That’s all for now!

-M-

 

The Language of Thorns

The Language of Thorns by Leigh Bardugo is a collection of six short stories that takes place in the Grisha-verse. Paired with stunning artwork that transforms with each page, this book takes you inside the sometimes dark and fantastical world of folklore and myth.

I was actually a little hesitant to pick this one up. I kinda felt like I was done with the Grisha-verse and this being a standalone of short stories, I wasn’t overly interested. But I am glad I picked it up. One does not need to be familiar with Bardugo’s Grisha universe to enjoy these fairy tales, although if you are, you will be able to tell from which books these myths stem from.

If you are familiar with myths or folklore at all, then you will be able to spot some of the inspiration for these six tales. The little mermaid, beauty and the beast, the nutcracker and more. It was really neat to re-imagine some of these tales and I really enjoyed the dark, almost gritty spin Bardugo puts on the stories. Even the ones with a happy ending, have this edge to it that I kinda loved.

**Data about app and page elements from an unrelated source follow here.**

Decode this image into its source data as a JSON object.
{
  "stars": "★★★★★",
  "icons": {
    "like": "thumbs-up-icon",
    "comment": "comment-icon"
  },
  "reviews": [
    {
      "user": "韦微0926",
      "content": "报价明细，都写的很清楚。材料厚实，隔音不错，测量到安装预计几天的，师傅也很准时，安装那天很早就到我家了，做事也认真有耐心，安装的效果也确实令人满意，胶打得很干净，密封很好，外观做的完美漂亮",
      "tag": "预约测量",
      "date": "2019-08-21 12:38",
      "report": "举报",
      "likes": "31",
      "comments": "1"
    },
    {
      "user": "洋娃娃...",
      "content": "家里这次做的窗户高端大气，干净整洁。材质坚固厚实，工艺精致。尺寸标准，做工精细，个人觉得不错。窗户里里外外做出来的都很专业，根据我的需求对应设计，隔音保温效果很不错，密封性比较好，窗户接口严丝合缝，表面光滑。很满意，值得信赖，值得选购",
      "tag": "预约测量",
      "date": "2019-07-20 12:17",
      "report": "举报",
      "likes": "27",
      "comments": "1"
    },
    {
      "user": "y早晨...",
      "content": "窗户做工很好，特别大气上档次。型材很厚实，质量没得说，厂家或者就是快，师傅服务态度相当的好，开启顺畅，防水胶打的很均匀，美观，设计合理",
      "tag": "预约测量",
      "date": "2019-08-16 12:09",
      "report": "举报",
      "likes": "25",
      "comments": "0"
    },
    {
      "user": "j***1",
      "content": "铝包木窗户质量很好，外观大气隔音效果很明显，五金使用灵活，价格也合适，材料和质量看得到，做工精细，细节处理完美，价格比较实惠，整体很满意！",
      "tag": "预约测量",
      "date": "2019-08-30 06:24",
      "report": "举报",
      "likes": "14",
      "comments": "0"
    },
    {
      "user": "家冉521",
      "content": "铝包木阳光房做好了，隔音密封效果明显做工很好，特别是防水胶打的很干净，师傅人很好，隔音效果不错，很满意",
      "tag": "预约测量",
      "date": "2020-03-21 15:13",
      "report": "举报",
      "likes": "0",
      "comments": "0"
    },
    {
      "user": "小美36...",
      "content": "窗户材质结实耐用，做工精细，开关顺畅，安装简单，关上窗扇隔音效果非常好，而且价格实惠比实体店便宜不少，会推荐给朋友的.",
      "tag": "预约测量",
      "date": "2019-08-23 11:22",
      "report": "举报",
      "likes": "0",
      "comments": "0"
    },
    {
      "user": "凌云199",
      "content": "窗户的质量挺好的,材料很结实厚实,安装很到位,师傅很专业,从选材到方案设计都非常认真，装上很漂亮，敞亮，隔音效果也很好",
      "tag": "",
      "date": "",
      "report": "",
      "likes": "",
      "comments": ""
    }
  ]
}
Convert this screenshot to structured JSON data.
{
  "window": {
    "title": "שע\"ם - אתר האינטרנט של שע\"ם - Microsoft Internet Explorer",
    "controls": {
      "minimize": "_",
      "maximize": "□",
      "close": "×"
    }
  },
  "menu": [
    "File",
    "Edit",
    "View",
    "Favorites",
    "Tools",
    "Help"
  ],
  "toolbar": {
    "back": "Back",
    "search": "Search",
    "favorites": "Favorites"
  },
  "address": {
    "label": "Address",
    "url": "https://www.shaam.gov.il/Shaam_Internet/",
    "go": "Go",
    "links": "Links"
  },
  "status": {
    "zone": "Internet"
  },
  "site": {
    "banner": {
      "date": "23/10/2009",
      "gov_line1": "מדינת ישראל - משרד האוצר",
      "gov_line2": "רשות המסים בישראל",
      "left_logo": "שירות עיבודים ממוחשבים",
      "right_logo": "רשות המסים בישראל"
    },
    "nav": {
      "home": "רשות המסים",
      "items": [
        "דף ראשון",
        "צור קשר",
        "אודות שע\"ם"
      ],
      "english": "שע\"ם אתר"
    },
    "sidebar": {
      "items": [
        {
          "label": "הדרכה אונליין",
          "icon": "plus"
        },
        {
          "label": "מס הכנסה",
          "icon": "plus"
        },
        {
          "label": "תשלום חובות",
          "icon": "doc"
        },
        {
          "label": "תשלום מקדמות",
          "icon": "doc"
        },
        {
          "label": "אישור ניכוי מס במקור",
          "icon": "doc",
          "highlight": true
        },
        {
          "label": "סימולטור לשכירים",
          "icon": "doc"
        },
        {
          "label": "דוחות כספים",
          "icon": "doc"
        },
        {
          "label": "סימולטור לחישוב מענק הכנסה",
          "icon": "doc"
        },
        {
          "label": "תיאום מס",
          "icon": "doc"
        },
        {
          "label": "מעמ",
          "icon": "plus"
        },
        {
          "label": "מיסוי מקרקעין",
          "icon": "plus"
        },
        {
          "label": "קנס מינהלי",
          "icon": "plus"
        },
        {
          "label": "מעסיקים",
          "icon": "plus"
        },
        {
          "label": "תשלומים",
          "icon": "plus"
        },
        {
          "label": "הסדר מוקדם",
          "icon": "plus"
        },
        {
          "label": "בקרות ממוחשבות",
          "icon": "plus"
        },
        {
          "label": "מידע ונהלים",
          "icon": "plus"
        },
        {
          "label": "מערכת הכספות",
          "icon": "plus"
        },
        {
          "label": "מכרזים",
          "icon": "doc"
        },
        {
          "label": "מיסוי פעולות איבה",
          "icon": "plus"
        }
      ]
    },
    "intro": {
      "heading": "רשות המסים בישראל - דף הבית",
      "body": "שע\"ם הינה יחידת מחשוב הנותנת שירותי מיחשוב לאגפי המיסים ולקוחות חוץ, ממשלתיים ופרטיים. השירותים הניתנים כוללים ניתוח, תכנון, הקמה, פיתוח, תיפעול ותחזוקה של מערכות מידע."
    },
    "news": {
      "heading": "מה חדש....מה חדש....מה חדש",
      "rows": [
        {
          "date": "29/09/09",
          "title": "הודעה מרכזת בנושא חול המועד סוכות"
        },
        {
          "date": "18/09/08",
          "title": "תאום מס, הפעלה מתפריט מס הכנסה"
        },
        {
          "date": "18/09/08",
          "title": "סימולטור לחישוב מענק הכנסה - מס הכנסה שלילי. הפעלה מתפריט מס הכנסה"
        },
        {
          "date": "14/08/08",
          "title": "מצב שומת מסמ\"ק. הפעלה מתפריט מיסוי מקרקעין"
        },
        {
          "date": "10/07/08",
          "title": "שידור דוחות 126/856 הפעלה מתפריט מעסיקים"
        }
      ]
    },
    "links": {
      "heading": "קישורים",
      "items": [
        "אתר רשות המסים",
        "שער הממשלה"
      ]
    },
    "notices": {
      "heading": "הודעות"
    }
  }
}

Ultimately, this book is worth picking up for the illustrations alone. If nothing else, check it out and flip through it. The book is just stunning and the fact that the images that surround the text change and grow as you read, is just another little treat for the reader. I had several people asking me what I was reading while I was flipping through the book at the library one day. Definitely a talking piece.

My one negative comment about this one is that it did take me a long time to read. I tend to find it easy to stop and start short stories; putting them down and picking up something else. This is probably just me though.

This one gets a very high 4 stars from me. Probably would have gotten 4.5 if I read it straight through.

That’s all for now!

-M-

Midnight at the Bright Ideas Bookstore

Midnight at the Bright Ideas Bookstore by Matthew Sullivan is an adult fiction novel that would probably be considered a thriller or whodunit.

No one in Lydia’s life knows much about her past and that is just the way she likes it. Lydia has spent her whole adult life running from a violent childhood horror. She has carefully crafted this life of books and acquaintances and has cut out all other reminders of her past, including her father.

When Lydia finds one of the bookstore’s eccentric regulars, hanging dead from the the bookstore’s ceiling, she finds herself caught up in the mystery of his death. Drawn into the deceased Joey’s life, Lydia finds a photograph of herself as a child in his pocket and her carefully crafted life starts to unraveled.

Now Lydia must uncover clues about Joey’s life by unraveling secret messages left for her in cut up books bequeathed to her upon his death. But the clues only lead to more questions. Why did Joey commit suicide? What does he know about Lydia’s childhood? And what ghosts from her past will Lydia have to face in uncovering the truth?

This was one I picked up solely because it had the word bookstore in the title. Yup, I can’t help myself–take note publishers. I was pleasantly surprised to find out that the book was actually a bit of a thriller, not my usual genre but one I like to get to occasionally.

First, can I randomly gripe about a few things… What type of bookstore–thriving in this day and age, that is not a chain–is open past midnight, has multiple floors, and has a staff of what seems like it is in the double digits? And in Denver, Colorado to-boot. I know I am being picky but I’d love to know if the author based the bookstore off of a real one.

Now that I am done with that, this wasn’t a bad read. I wasn’t overly invested in the characters but it did keep me guessing until about halfway through the book, which I generally consider a successful thriller. I thought the ending was a bit abrupt and I wondered about what became of some of our side characters but for the most part the loose ends were tied up.

I did really like this idea of the BookFrogs; bookstore regulars who aren’t necessarily homeless but are regulars and fixtures in the store, each with their own eccentricities. I would have loved to glimpsed a few more of them throughout the story, as they were each unique and wonderful.

This book was fairly middle of the road for me. I would recommend it to my patrons but it was neither great nor a bad read. This one gets 3.5 stars from me.

That’s all for now!

-M-